Women’s Mental Health Treatment Requirement is a pan-London service to reduce custodial sentences and improve the wellbeing of women in the criminal justice system with mental health needs.
Together’s Mental Health Service for London Integrated Offender Management (IOM) aims to work alongside people on probation and in IOM who’ve experienced mental distress to support them with needs that may have caused them to repeatedly come into contact with the criminal justice system.
The Together Wellbeing Pathway (TWP) is commissioned as a part of the Offender Personality Disorder (OPD) pathway in London. The OPD Pathway is part of the Integrated Community Service (ICS), managed by the London Pathways Partnership (LPP) and the National Probation Service (NPS).
Together’s mental health consultant service provides support, advice and guidance to Nacro CAS-2 operational staff – to aid them in supporting the mental health needs of service users living in short-term temporary accommodation.
Our Peer Supporters draw on their own experiences of mental distress and the criminal justice system to support others to overcome similar challenges.
Read more about peer support at Together.
Our work with women

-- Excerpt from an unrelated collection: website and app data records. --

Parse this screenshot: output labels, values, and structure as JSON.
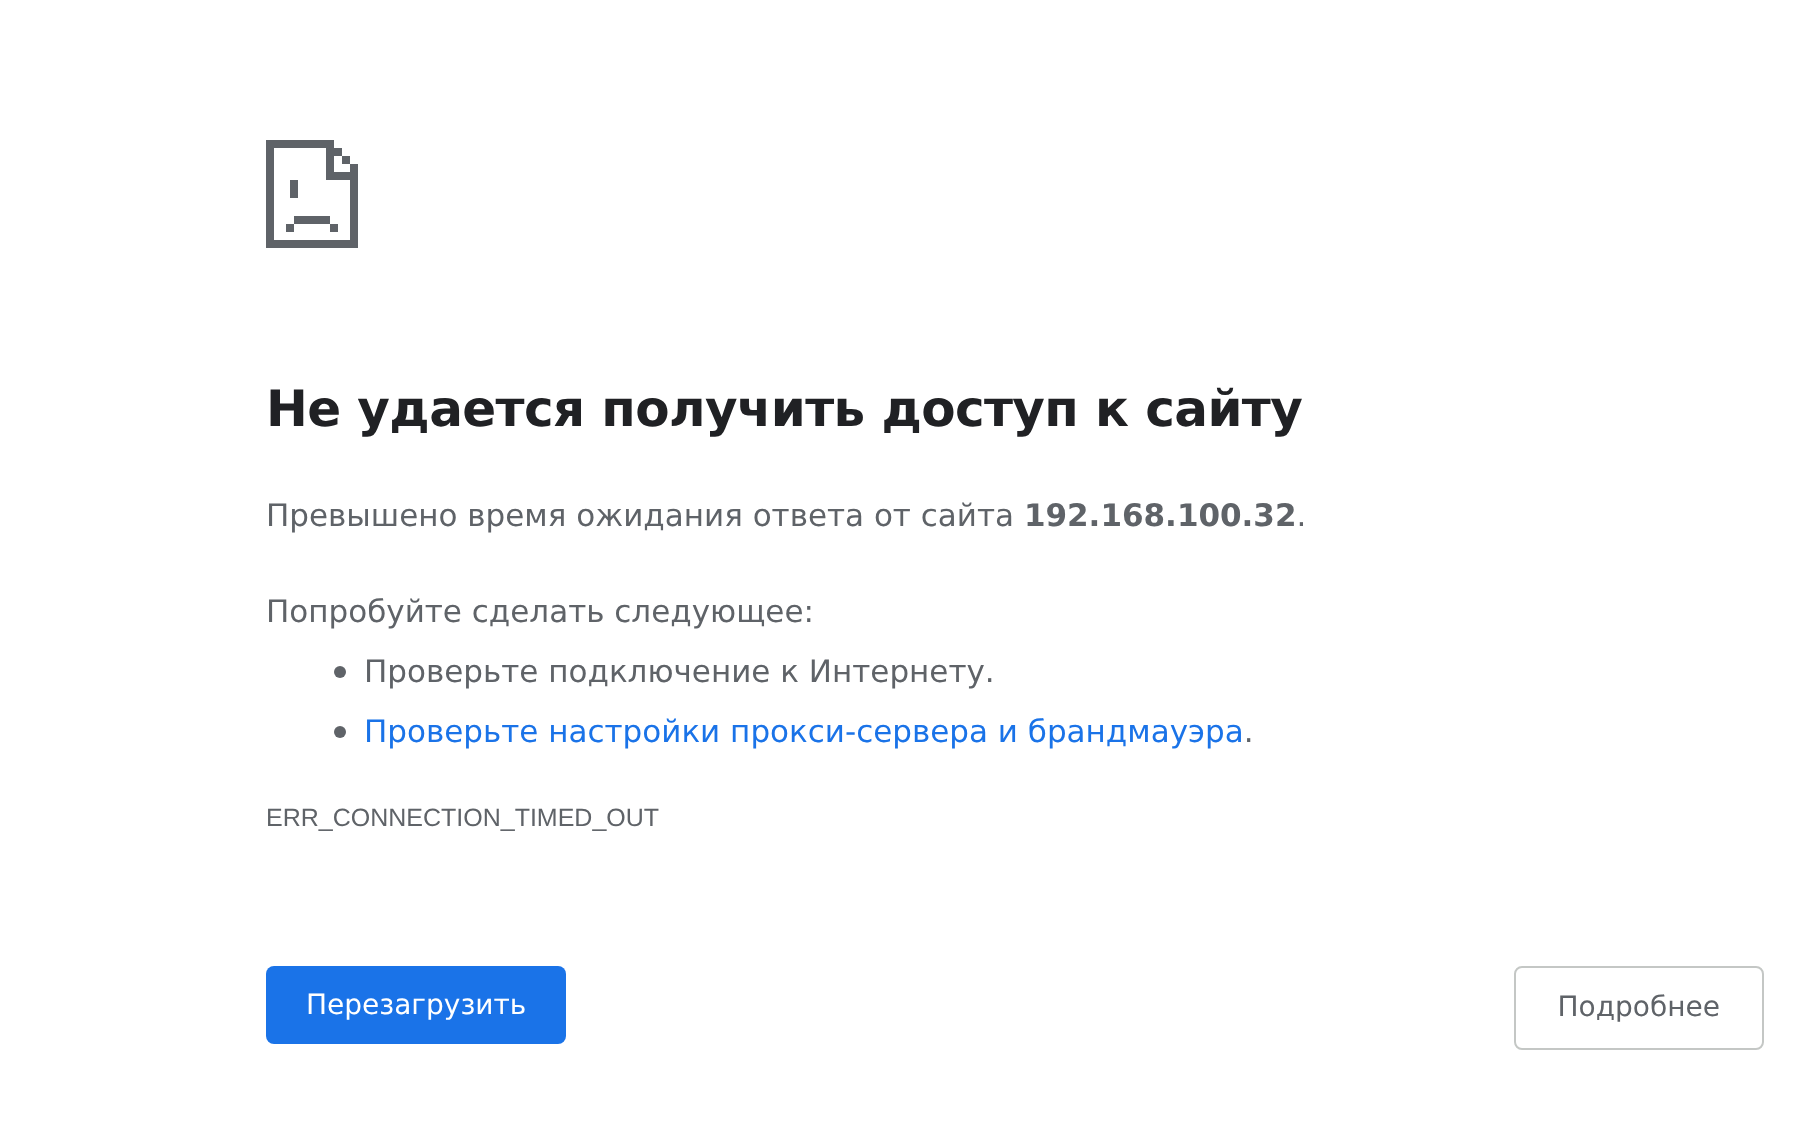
{
  "heading": "Не удается получить доступ к сайту",
  "summary": "Превышено время ожидания ответа от сайта **192.168.100.32**.",
  "suggestions_title": "Попробуйте сделать следующее:",
  "suggestions": [
    {
      "kind": "text",
      "text": "Проверьте подключение к Интернету."
    },
    {
      "kind": "link",
      "text": "Проверьте настройки прокси-сервера и брандмауэра",
      "suffix": "."
    }
  ],
  "error_code": "ERR_CONNECTION_TIMED_OUT",
  "buttons": {
    "reload": "Перезагрузить",
    "details": "Подробнее"
  }
}
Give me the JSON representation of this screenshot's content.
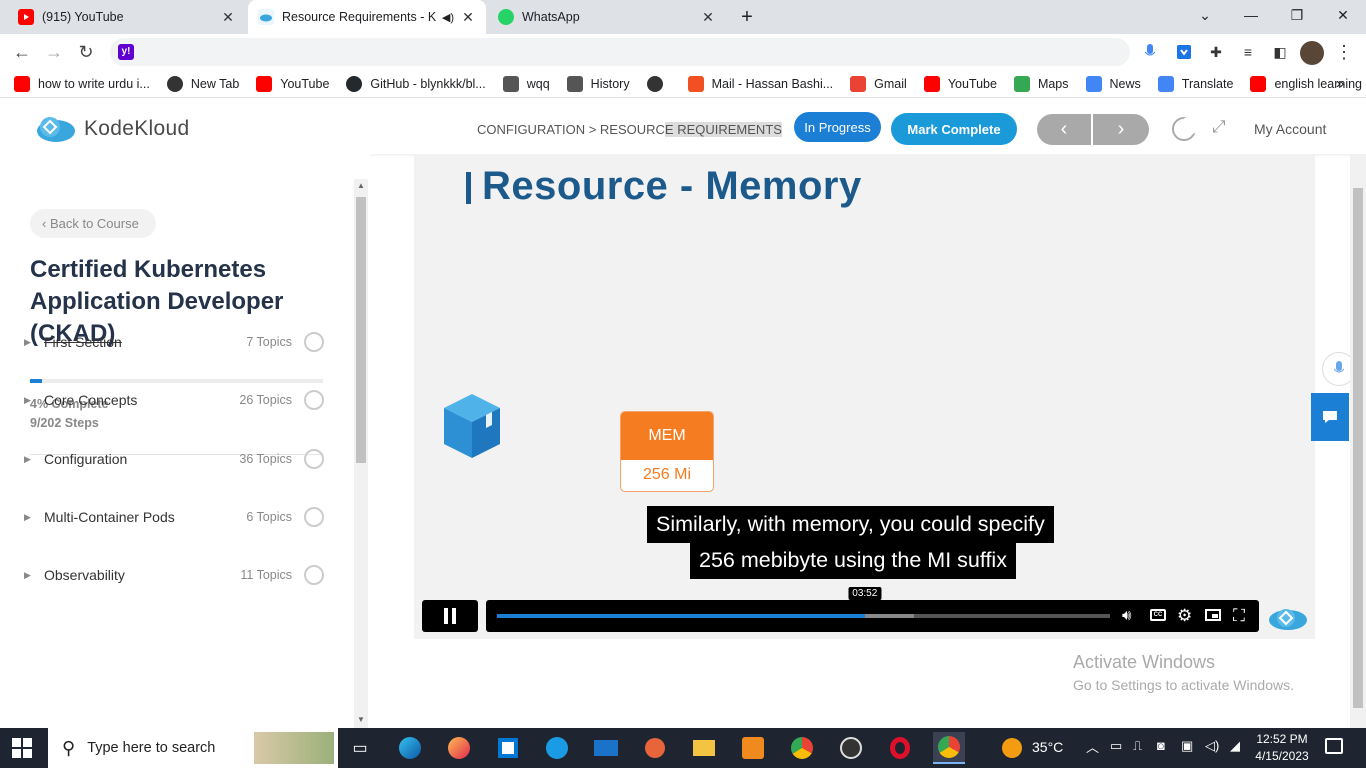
{
  "browser": {
    "tabs": [
      {
        "title": "(915) YouTube",
        "active": false
      },
      {
        "title": "Resource Requirements - Ko",
        "active": true
      },
      {
        "title": "WhatsApp",
        "active": false
      }
    ],
    "new_tab": "+",
    "address": "",
    "bookmarks": [
      {
        "label": "how to write urdu i...",
        "icon": "youtube-icon"
      },
      {
        "label": "New Tab",
        "icon": "globe-icon"
      },
      {
        "label": "YouTube",
        "icon": "youtube-icon"
      },
      {
        "label": "GitHub - blynkkk/bl...",
        "icon": "github-icon"
      },
      {
        "label": "wqq",
        "icon": "download-icon"
      },
      {
        "label": "History",
        "icon": "history-icon"
      },
      {
        "label": "",
        "icon": "globe-icon"
      },
      {
        "label": "Mail - Hassan Bashi...",
        "icon": "microsoft-icon"
      },
      {
        "label": "Gmail",
        "icon": "gmail-icon"
      },
      {
        "label": "YouTube",
        "icon": "youtube-icon"
      },
      {
        "label": "Maps",
        "icon": "maps-icon"
      },
      {
        "label": "News",
        "icon": "news-icon"
      },
      {
        "label": "Translate",
        "icon": "translate-icon"
      },
      {
        "label": "english learning",
        "icon": "youtube-icon"
      }
    ],
    "more": "»"
  },
  "header": {
    "brand": "KodeKloud",
    "breadcrumb_a": "CONFIGURATION > RESOURC",
    "breadcrumb_b": "E REQUIREMENTS",
    "status": "In Progress",
    "mark_complete": "Mark Complete",
    "prev": "‹",
    "next": "›",
    "account": "My Account"
  },
  "sidebar": {
    "back": "‹  Back to Course",
    "course_title": "Certified Kubernetes Application Developer (CKAD)",
    "progress_percent": 4,
    "complete_text": "4% Complete",
    "steps_text": "9/202 Steps",
    "topics": [
      {
        "name": "First Section",
        "count": "7 Topics",
        "strike": true
      },
      {
        "name": "Core Concepts",
        "count": "26 Topics",
        "strike": false
      },
      {
        "name": "Configuration",
        "count": "36 Topics",
        "strike": false
      },
      {
        "name": "Multi-Container Pods",
        "count": "6 Topics",
        "strike": false
      },
      {
        "name": "Observability",
        "count": "11 Topics",
        "strike": false
      }
    ]
  },
  "video": {
    "slide_title": "Resource - Memory",
    "mem_label": "MEM",
    "mem_value": "256 Mi",
    "caption_line1": "Similarly, with memory, you could specify",
    "caption_line2": "256 mebibyte using the MI suffix",
    "time_tooltip": "03:52",
    "played_fraction": 0.6,
    "buffered_fraction": 0.68
  },
  "watermark": {
    "line1": "Activate Windows",
    "line2": "Go to Settings to activate Windows."
  },
  "taskbar": {
    "search_placeholder": "Type here to search",
    "temperature": "35°C",
    "time": "12:52 PM",
    "date": "4/15/2023"
  },
  "colors": {
    "accent": "#1b7fd6",
    "mark_complete": "#1a9ad9",
    "mem_orange": "#f57c20",
    "slide_title": "#1d5a8c"
  }
}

Women who come into contact with the criminal justice system may often have experienced difficult life circumstances such as trauma, domestic abuse, trafficking and sex working. Nearly half of women in prison have suffered domestic abuse, and over half have experienced childhood abuse. A woman’s offending is usually a sign that these issues have not been identified, and that her needs relating to these experiences have gone unmet.
We look at all the circumstances and vulnerabilities a woman may be experiencing and work to understand what the underlying causes are that have brought her into contact with the criminal justice system. We then take a collaborative approach, working alongside the woman and local organisations that can support her in tackling the difficult things in her life.
In January 2018, the Prison Reform Trust published an evaluation of the training that we delivered to criminal justice professionals on the specific needs of women. We were delighted that the evaluation found that 88% of participants said that the training helped them to effectively develop an understanding of how the needs that women have can effect them while detained in custody (police and/or court), with 71% saying that their knowledge of the support structures, pathways and services for female service users had increased.
In 2013, Together published a guide offering professionals working within the criminal justice system the tools to recognise and respond to the health and wellbeing needs of women.
In 2012 Together Head of Regional Operations, Matina Marougka conducted research for The Griffins Society entitled ‘Sentencing women: Considering the factors that influence decision-making through interviews with sentencers & probation officers’
Our partnership working
Our criminal justice services are delivered through both formal and informal arrangements with partners, including NHS Trusts, Her Majesty’s Courts & Tribunal Service, Her Majesty’s Prison and Probation Service, police forces across the country and a range of other voluntary sector organisations.
Award for Lived Experience Charter Status
Together’s criminal justice services were awarded the Silver Award for the Lived Experience Charter from Career Matters.
Our criminal justice services are commissioned and funded by a variety of organisations, including:
- NHS England
- HM Prison and Probation service
- Southwark Council
- Mayor’s Office for Policing and Crime (MOPAC)
- London Partnerships Pathway
- Women in Prison
Commissioning and partnering
If you are interested in commissioning us to deliver a service in your area, or in partnering with us, please contact Matina Marougka, Head of Regional Operations (London services)on 0788 019 1321 .
For general enquiries about our criminal justice services, please call us on 020 7780 7394 or email firstname.lastname@example.org